▶ ASSIGNED TASK
From the data below, tally each line that has "futbolda" in it, then give that tally without comment.

Website and app data records:
━━━━━━━━━━━━━━━━━━━━━━━━━━━━━━

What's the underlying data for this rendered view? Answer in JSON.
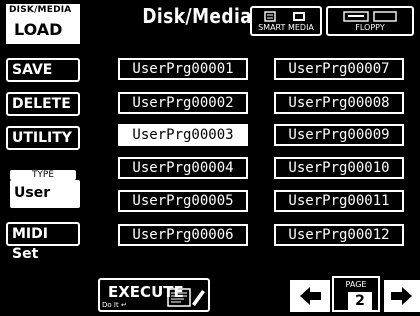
{
  "header": {
    "tab_label": "DISK/MEDIA",
    "load_label": "LOAD",
    "title": "Disk/Media",
    "smart_media_label": "SMART MEDIA",
    "floppy_label": "FLOPPY"
  },
  "left_menu": {
    "save_label": "SAVE",
    "delete_label": "DELETE",
    "utility_label": "UTILITY",
    "type_label": "TYPE",
    "type_value": "User Prg",
    "midi_set_label": "MIDI Set"
  },
  "files": {
    "col1": [
      "UserPrg00001",
      "UserPrg00002",
      "UserPrg00003",
      "UserPrg00004",
      "UserPrg00005",
      "UserPrg00006"
    ],
    "col2": [
      "UserPrg00007",
      "UserPrg00008",
      "UserPrg00009",
      "UserPrg00010",
      "UserPrg00011",
      "UserPrg00012"
    ],
    "selected": "UserPrg00003"
  },
  "footer": {
    "execute_label": "EXECUTE",
    "do_it_label": "Do It",
    "page_label": "PAGE",
    "page_number": "2"
  },
  "icons": [
    "smart-media-icon",
    "floppy-icon",
    "execute-icon",
    "arrow-left-icon",
    "arrow-right-icon"
  ],
  "colors": {
    "background": "#000000",
    "foreground": "#ffffff"
  }
}
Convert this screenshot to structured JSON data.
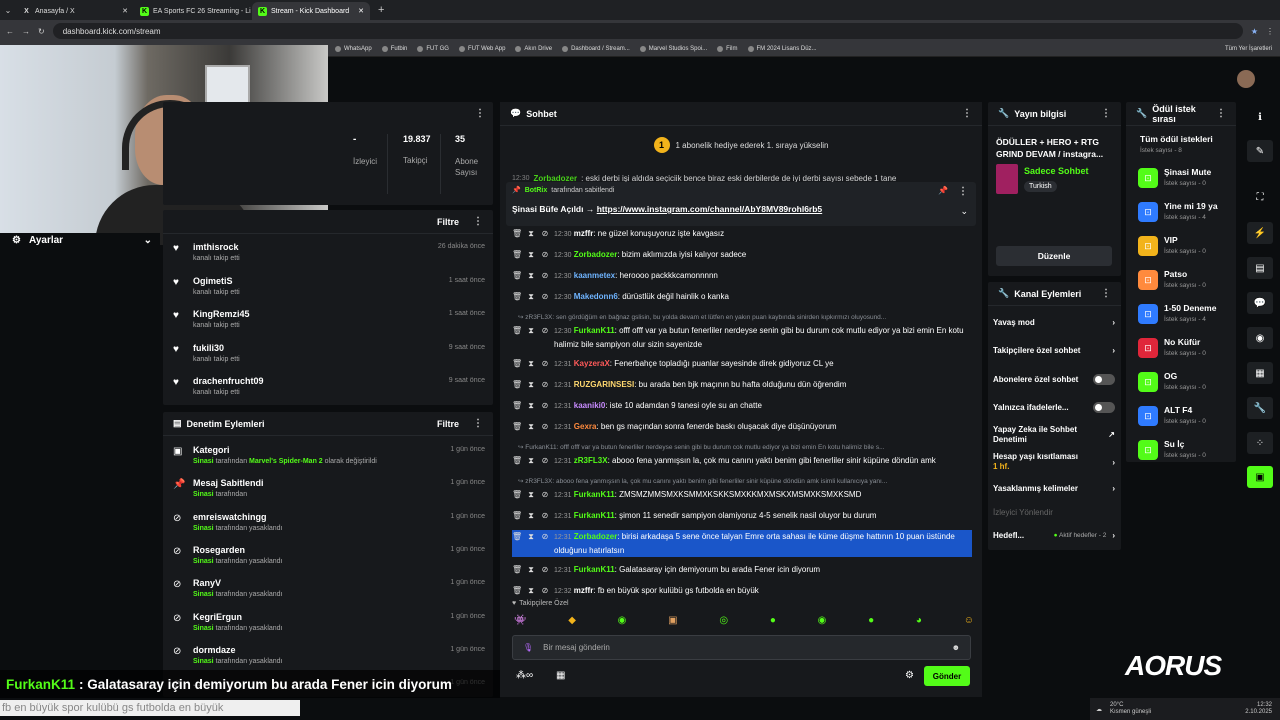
{
  "browser": {
    "tabs": [
      {
        "label": "Anasayfa / X",
        "icon": "x-icon"
      },
      {
        "label": "EA Sports FC 26 Streaming - Li",
        "icon": "kick-icon"
      },
      {
        "label": "Stream - Kick Dashboard",
        "icon": "kick-icon"
      }
    ],
    "url": "dashboard.kick.com/stream",
    "bookmarks": [
      "WhatsApp",
      "Futbin",
      "FUT GG",
      "FUT Web App",
      "Akın Drive",
      "Dashboard / Stream...",
      "Marvel Studios Spoi...",
      "Film",
      "FM 2024 Lisans Düz..."
    ],
    "all_bookmarks": "Tüm Yer İşaretleri"
  },
  "sidebar": {
    "settings": "Ayarlar"
  },
  "stats": [
    {
      "value": "-",
      "label": "İzleyici"
    },
    {
      "value": "19.837",
      "label": "Takipçi"
    },
    {
      "value": "35",
      "label": "Abone Sayısı"
    }
  ],
  "follows": {
    "filter": "Filtre",
    "items": [
      {
        "name": "imthisrock",
        "sub": "kanalı takip etti",
        "time": "26 dakika önce"
      },
      {
        "name": "OgimetiS",
        "sub": "kanalı takip etti",
        "time": "1 saat önce"
      },
      {
        "name": "KingRemzi45",
        "sub": "kanalı takip etti",
        "time": "1 saat önce"
      },
      {
        "name": "fukili30",
        "sub": "kanalı takip etti",
        "time": "9 saat önce"
      },
      {
        "name": "drachenfrucht09",
        "sub": "kanalı takip etti",
        "time": "9 saat önce"
      }
    ]
  },
  "moderation": {
    "title": "Denetim Eylemleri",
    "filter": "Filtre",
    "items": [
      {
        "icon": "category-icon",
        "name": "Kategori",
        "actor": "Sinasi",
        "pre": " tarafından ",
        "game": "Marvel's Spider-Man 2",
        "post": " olarak değiştirildi",
        "time": "1 gün önce"
      },
      {
        "icon": "pin-icon",
        "name": "Mesaj Sabitlendi",
        "actor": "Sinasi",
        "pre": " tarafından",
        "game": "",
        "post": "",
        "time": "1 gün önce"
      },
      {
        "icon": "ban-icon",
        "name": "emreiswatchingg",
        "actor": "Sinasi",
        "pre": " tarafından yasaklandı",
        "game": "",
        "post": "",
        "time": "1 gün önce"
      },
      {
        "icon": "ban-icon",
        "name": "Rosegarden",
        "actor": "Sinasi",
        "pre": " tarafından yasaklandı",
        "game": "",
        "post": "",
        "time": "1 gün önce"
      },
      {
        "icon": "ban-icon",
        "name": "RanyV",
        "actor": "Sinasi",
        "pre": " tarafından yasaklandı",
        "game": "",
        "post": "",
        "time": "1 gün önce"
      },
      {
        "icon": "ban-icon",
        "name": "KegriErgun",
        "actor": "Sinasi",
        "pre": " tarafından yasaklandı",
        "game": "",
        "post": "",
        "time": "1 gün önce"
      },
      {
        "icon": "ban-icon",
        "name": "dormdaze",
        "actor": "Sinasi",
        "pre": " tarafından yasaklandı",
        "game": "",
        "post": "",
        "time": "1 gün önce"
      },
      {
        "icon": "ban-icon",
        "name": "...",
        "actor": "",
        "pre": "",
        "game": "",
        "post": "",
        "time": "1 gün önce"
      }
    ]
  },
  "chat": {
    "title": "Sohbet",
    "banner": "1 abonelik hediye ederek 1. sıraya yükselin",
    "banner_num": "1",
    "top_cut": {
      "time": "12:30",
      "user": "Zorbadozer",
      "text": ": eski derbi işi aldıda seçiciik bence biraz eski derbilerde de iyi derbi sayısı sebede 1 tane"
    },
    "pinned": {
      "by_user": "BotRix",
      "by_text": "tarafından sabitlendi",
      "prefix": "Şinasi Büfe Açıldı → ",
      "link": "https://www.instagram.com/channel/AbY8MV89rohl6rb5"
    },
    "messages": [
      {
        "time": "12:30",
        "user": "mzffr",
        "color": "#ffffff",
        "text": ": ne güzel konuşuyoruz işte kavgasız"
      },
      {
        "time": "12:30",
        "user": "Zorbadozer",
        "color": "#53fc18",
        "text": ": bizim aklımızda iyisi kalıyor sadece"
      },
      {
        "time": "12:30",
        "user": "kaanmetex",
        "color": "#6fb4ff",
        "text": ": heroooo packkkcamonnnnn"
      },
      {
        "time": "12:30",
        "user": "Makedonn6",
        "color": "#6fb4ff",
        "text": ": dürüstlük değil hainlik o kanka"
      },
      {
        "reply": "↪ zR3FL3X: sen gördüğüm en bağnaz gslisin, bu yolda devam et lütfen en yakın puan kaybında sinirden kıpkırmızı oluyosund..."
      },
      {
        "time": "12:30",
        "user": "FurkanK11",
        "color": "#53fc18",
        "text": ": offf offf var ya butun fenerliler nerdeyse senin gibi bu durum cok mutlu ediyor ya bizi emin En kotu halimiz bile sampiyon olur sizin sayenizde"
      },
      {
        "time": "12:31",
        "user": "KayzeraX",
        "color": "#ff5a5a",
        "text": ": Fenerbahçe topladığı puanlar sayesinde direk gidiyoruz CL ye"
      },
      {
        "time": "12:31",
        "user": "RUZGARINSESI",
        "color": "#ffd86f",
        "text": ": bu arada ben bjk maçının bu hafta olduğunu dün öğrendim"
      },
      {
        "time": "12:31",
        "user": "kaaniki0",
        "color": "#c88bff",
        "text": ": iste 10 adamdan 9 tanesi oyle su an chatte"
      },
      {
        "time": "12:31",
        "user": "Gexra",
        "color": "#ff8a3d",
        "text": ": ben gs maçından sonra fenerde baskı oluşacak diye düşünüyorum"
      },
      {
        "reply": "↪ FurkanK11: offf offf var ya butun fenerliler nerdeyse senin gibi bu durum cok mutlu ediyor ya bizi emin En kotu halimiz bile s..."
      },
      {
        "time": "12:31",
        "user": "zR3FL3X",
        "color": "#53fc18",
        "text": ": abooo fena yanmışsın la, çok mu canını yaktı benim gibi fenerliler sinir küpüne döndün amk"
      },
      {
        "reply": "↪ zR3FL3X: abooo fena yanmışsın la, çok mu canını yaktı benim gibi fenerliler sinir küpüne döndün amk isimli kullanıcıya yanı..."
      },
      {
        "time": "12:31",
        "user": "FurkanK11",
        "color": "#53fc18",
        "text": ": ZMSMZMMSMXKSMMXKSKKSMXKKMXMSKXMSMXKSMXKSMD"
      },
      {
        "time": "12:31",
        "user": "FurkanK11",
        "color": "#53fc18",
        "text": ": şimon 11 senedir sampiyon olamiyoruz 4-5 senelik nasil oluyor bu durum"
      },
      {
        "time": "12:31",
        "user": "Zorbadozer",
        "color": "#53fc18",
        "text": ": birisi arkadaşa 5 sene önce talyan Emre orta sahası ile küme düşme hattının 10 puan üstünde olduğunu hatırlatsın",
        "selected": true
      },
      {
        "time": "12:31",
        "user": "FurkanK11",
        "color": "#53fc18",
        "text": ": Galatasaray için demiyorum bu arada Fener icin diyorum"
      },
      {
        "time": "12:32",
        "user": "mzffr",
        "color": "#ffffff",
        "text": ": fb en büyük spor kulübü gs futbolda en büyük"
      }
    ],
    "followers_only": "Takipçilere Özel",
    "placeholder": "Bir mesaj gönderin",
    "send": "Gönder"
  },
  "stream_info": {
    "title": "Yayın bilgisi",
    "stream_title": "ÖDÜLLER + HERO + RTG GRIND DEVAM / instagra...",
    "category": "Sadece Sohbet",
    "language": "Turkish",
    "edit": "Düzenle"
  },
  "channel_actions": {
    "title": "Kanal Eylemleri",
    "slow": "Yavaş mod",
    "followers": "Takipçilere özel sohbet",
    "subs": "Abonelere özel sohbet",
    "emotes": "Yalnızca ifadelerle...",
    "ai": "Yapay Zeka ile Sohbet Denetimi",
    "age": "Hesap yaşı kısıtlaması",
    "age_val": "1 hf.",
    "banned_words": "Yasaklanmış kelimeler",
    "raid": "İzleyici Yönlendir",
    "goals": "Hedefl...",
    "goals_active": "Aktif hedefler - 2"
  },
  "rewards": {
    "title": "Ödül istek sırası",
    "all": "Tüm ödül istekleri",
    "all_count": "İstek sayısı - 8",
    "items": [
      {
        "name": "Şinasi Mute",
        "count": "İstek sayısı - 0",
        "color": "#53fc18"
      },
      {
        "name": "Yine mi 19 ya",
        "count": "İstek sayısı - 4",
        "color": "#2f7bff"
      },
      {
        "name": "VIP",
        "count": "İstek sayısı - 0",
        "color": "#f2b31b"
      },
      {
        "name": "Patso",
        "count": "İstek sayısı - 0",
        "color": "#ff8a3d"
      },
      {
        "name": "1-50 Deneme",
        "count": "İstek sayısı - 4",
        "color": "#2f7bff"
      },
      {
        "name": "No Küfür",
        "count": "İstek sayısı - 0",
        "color": "#e0263a"
      },
      {
        "name": "OG",
        "count": "İstek sayısı - 0",
        "color": "#53fc18"
      },
      {
        "name": "ALT F4",
        "count": "İstek sayısı - 0",
        "color": "#2f7bff"
      },
      {
        "name": "Su İç",
        "count": "İstek sayısı - 0",
        "color": "#53fc18"
      }
    ]
  },
  "overlay": {
    "user": "FurkanK11",
    "text": ": Galatasaray için demiyorum bu arada Fener icin diyorum"
  },
  "ticker": {
    "text": "fb en büyük spor kulübü gs futbolda en büyük"
  },
  "taskbar": {
    "weather": "20°C",
    "weather_sub": "Kısmen güneşli",
    "time": "12:32",
    "date": "2.10.2025"
  },
  "brand": {
    "logo": "AORUS"
  }
}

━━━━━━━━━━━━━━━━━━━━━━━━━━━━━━

▶ THE ANSWER
2